**Required action**
Filter the records, keeping every line that has the string "Despacho".

------------------------------------------------

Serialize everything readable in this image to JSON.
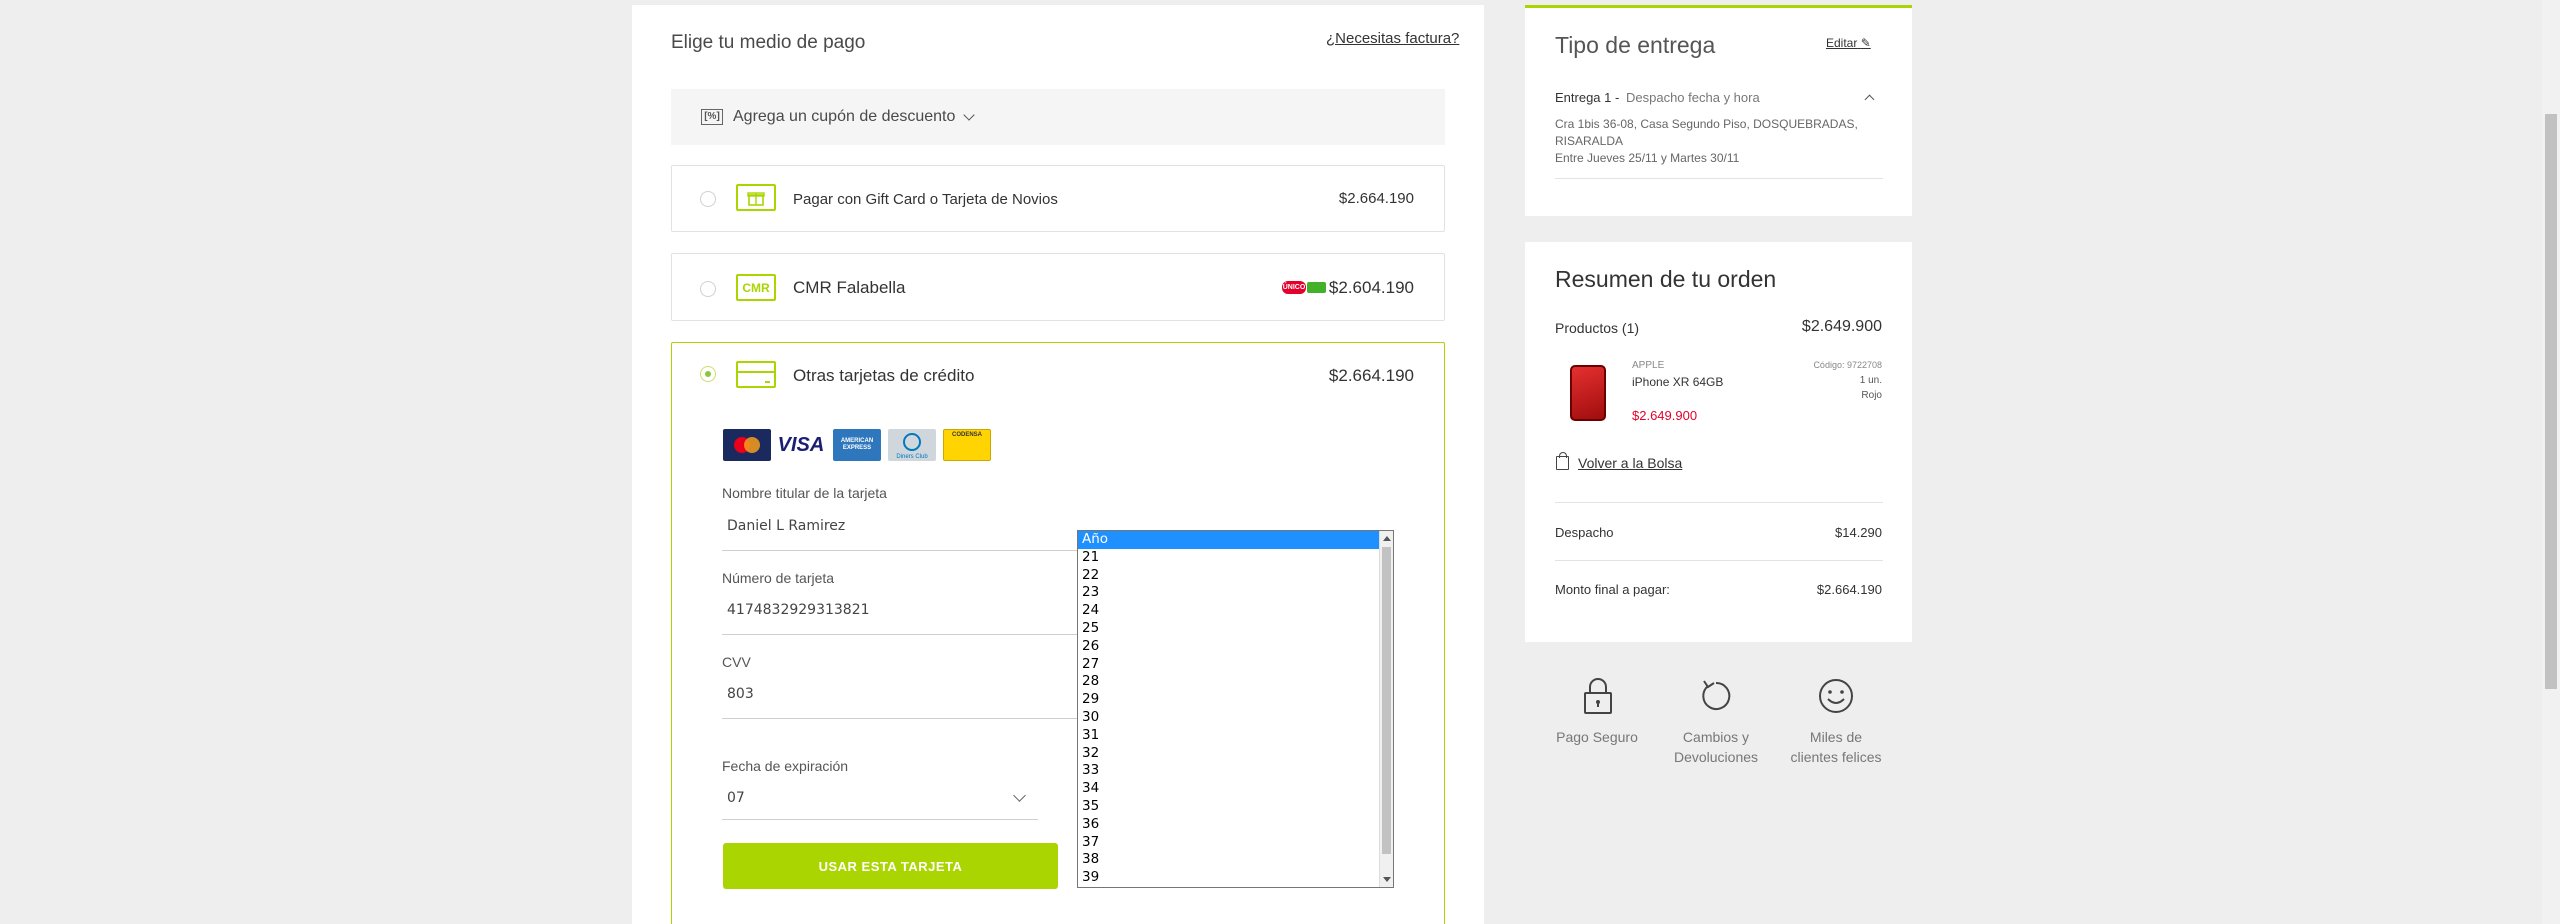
{
  "payment": {
    "title": "Elige tu medio de pago",
    "invoice_link": "¿Necesitas factura?",
    "coupon_label": "Agrega un cupón de descuento",
    "coupon_icon_text": "[%]",
    "options": [
      {
        "label": "Pagar con Gift Card o Tarjeta de Novios",
        "price": "$2.664.190",
        "icon": "gift-card-icon"
      },
      {
        "label": "CMR Falabella",
        "price": "$2.604.190",
        "icon": "cmr-icon",
        "icon_text": "CMR",
        "badge": "ÚNICO"
      },
      {
        "label": "Otras tarjetas de crédito",
        "price": "$2.664.190",
        "icon": "credit-card-icon"
      }
    ],
    "card_brands": [
      "MasterCard",
      "VISA",
      "AMERICAN EXPRESS",
      "Diners Club",
      "CODENSA"
    ],
    "form": {
      "name_label": "Nombre titular de la tarjeta",
      "name_value": "Daniel L Ramirez",
      "number_label": "Número de tarjeta",
      "number_value": "4174832929313821",
      "cvv_label": "CVV",
      "cvv_value": "803",
      "expiry_label": "Fecha de expiración",
      "month_value": "07",
      "submit_label": "USAR ESTA TARJETA"
    },
    "year_dropdown": {
      "selected": "Año",
      "options": [
        "Año",
        "21",
        "22",
        "23",
        "24",
        "25",
        "26",
        "27",
        "28",
        "29",
        "30",
        "31",
        "32",
        "33",
        "34",
        "35",
        "36",
        "37",
        "38",
        "39"
      ]
    }
  },
  "delivery": {
    "title": "Tipo de entrega",
    "edit_label": "Editar",
    "entry_title": "Entrega 1 -",
    "entry_type": "Despacho fecha y hora",
    "address_line1": "Cra 1bis 36-08, Casa Segundo Piso, DOSQUEBRADAS,",
    "address_line2": "RISARALDA",
    "date_range": "Entre Jueves 25/11 y Martes 30/11"
  },
  "summary": {
    "title": "Resumen de tu orden",
    "products_label": "Productos (1)",
    "products_total": "$2.649.900",
    "product": {
      "brand": "APPLE",
      "name": "iPhone XR 64GB",
      "price": "$2.649.900",
      "code": "Código: 9722708",
      "qty": "1 un.",
      "color": "Rojo"
    },
    "back_link": "Volver a la Bolsa",
    "shipping_label": "Despacho",
    "shipping_value": "$14.290",
    "final_label": "Monto final a pagar:",
    "final_value": "$2.664.190"
  },
  "trust": [
    {
      "label1": "Pago Seguro",
      "label2": "",
      "icon": "lock-icon"
    },
    {
      "label1": "Cambios y",
      "label2": "Devoluciones",
      "icon": "return-arrow-icon"
    },
    {
      "label1": "Miles de",
      "label2": "clientes felices",
      "icon": "smiley-icon"
    }
  ],
  "colors": {
    "accent": "#aad500",
    "price_red": "#e4002b",
    "highlight": "#1e90ff"
  }
}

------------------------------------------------

**Task solution**
    "entry_type": "Despacho fecha y hora",
    "shipping_label": "Despacho",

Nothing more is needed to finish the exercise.